[MATERIAL FOR THIS EXERCISE Boundary: Start]

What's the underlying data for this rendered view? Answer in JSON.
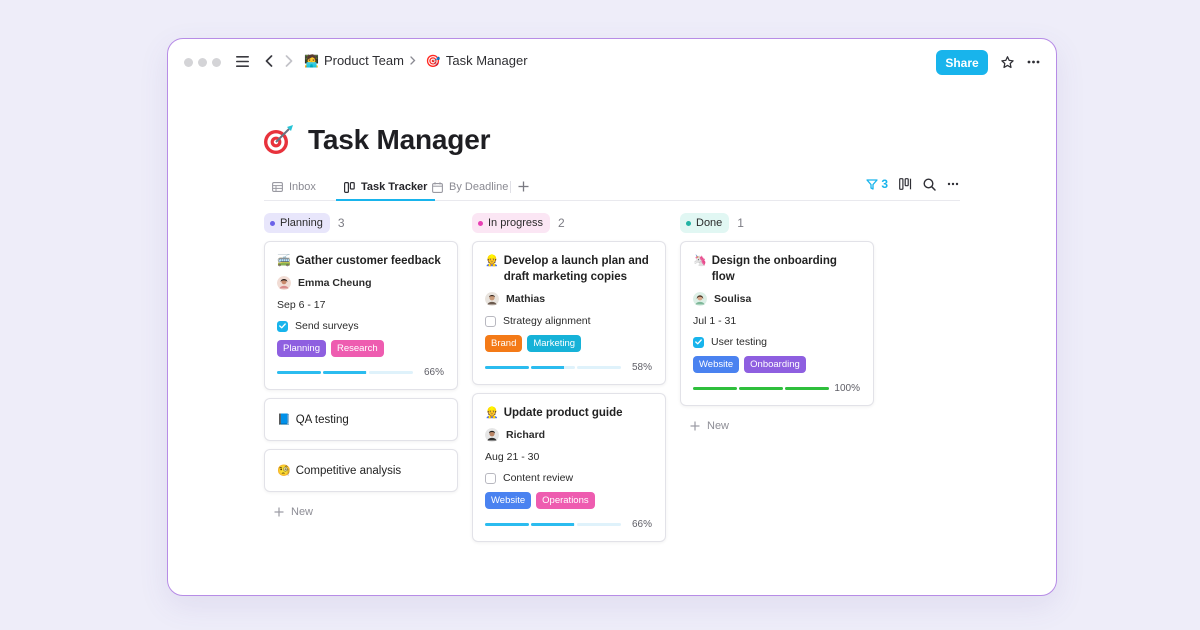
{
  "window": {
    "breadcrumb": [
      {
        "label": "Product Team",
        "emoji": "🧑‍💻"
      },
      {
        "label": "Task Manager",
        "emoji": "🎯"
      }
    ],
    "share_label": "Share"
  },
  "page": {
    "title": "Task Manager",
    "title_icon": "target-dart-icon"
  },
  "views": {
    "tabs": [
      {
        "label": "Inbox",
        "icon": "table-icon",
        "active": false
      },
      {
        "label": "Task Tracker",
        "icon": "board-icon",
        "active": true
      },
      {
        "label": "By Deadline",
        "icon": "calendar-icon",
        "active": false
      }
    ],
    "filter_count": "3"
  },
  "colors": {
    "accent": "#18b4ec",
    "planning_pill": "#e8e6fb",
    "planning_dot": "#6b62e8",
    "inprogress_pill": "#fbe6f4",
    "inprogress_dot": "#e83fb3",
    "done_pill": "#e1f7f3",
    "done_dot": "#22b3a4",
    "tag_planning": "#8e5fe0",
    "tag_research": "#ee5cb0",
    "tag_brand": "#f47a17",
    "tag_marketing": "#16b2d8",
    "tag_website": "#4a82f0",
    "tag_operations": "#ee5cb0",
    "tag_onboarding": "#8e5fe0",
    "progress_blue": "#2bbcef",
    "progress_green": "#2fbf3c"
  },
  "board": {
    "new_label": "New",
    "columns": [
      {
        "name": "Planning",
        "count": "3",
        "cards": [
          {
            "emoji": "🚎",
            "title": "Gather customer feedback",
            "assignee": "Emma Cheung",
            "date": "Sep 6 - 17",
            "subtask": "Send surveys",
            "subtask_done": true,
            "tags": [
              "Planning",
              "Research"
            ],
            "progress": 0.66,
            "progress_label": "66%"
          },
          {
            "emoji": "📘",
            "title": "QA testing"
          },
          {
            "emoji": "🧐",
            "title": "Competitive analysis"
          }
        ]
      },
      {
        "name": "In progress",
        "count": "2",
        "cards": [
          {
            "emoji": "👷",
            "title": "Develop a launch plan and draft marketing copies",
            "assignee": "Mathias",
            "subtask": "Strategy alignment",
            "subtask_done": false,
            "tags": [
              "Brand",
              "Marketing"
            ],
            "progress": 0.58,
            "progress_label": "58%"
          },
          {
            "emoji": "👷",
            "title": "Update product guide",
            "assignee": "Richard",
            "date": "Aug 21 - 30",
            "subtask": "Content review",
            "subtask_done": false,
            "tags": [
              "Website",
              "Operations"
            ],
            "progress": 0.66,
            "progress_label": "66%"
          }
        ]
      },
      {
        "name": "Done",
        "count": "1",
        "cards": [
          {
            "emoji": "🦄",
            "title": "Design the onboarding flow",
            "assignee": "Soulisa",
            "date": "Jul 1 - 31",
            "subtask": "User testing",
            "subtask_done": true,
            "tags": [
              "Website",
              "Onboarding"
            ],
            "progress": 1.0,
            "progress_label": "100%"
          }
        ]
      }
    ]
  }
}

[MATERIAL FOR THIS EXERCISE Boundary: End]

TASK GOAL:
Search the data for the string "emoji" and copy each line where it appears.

RESPONSE:
        "emoji": "🧑‍💻"
        "emoji": "🎯"
            "emoji": "🚎",
            "emoji": "📘",
            "emoji": "🧐",
            "emoji": "👷",
            "emoji": "👷",
            "emoji": "🦄",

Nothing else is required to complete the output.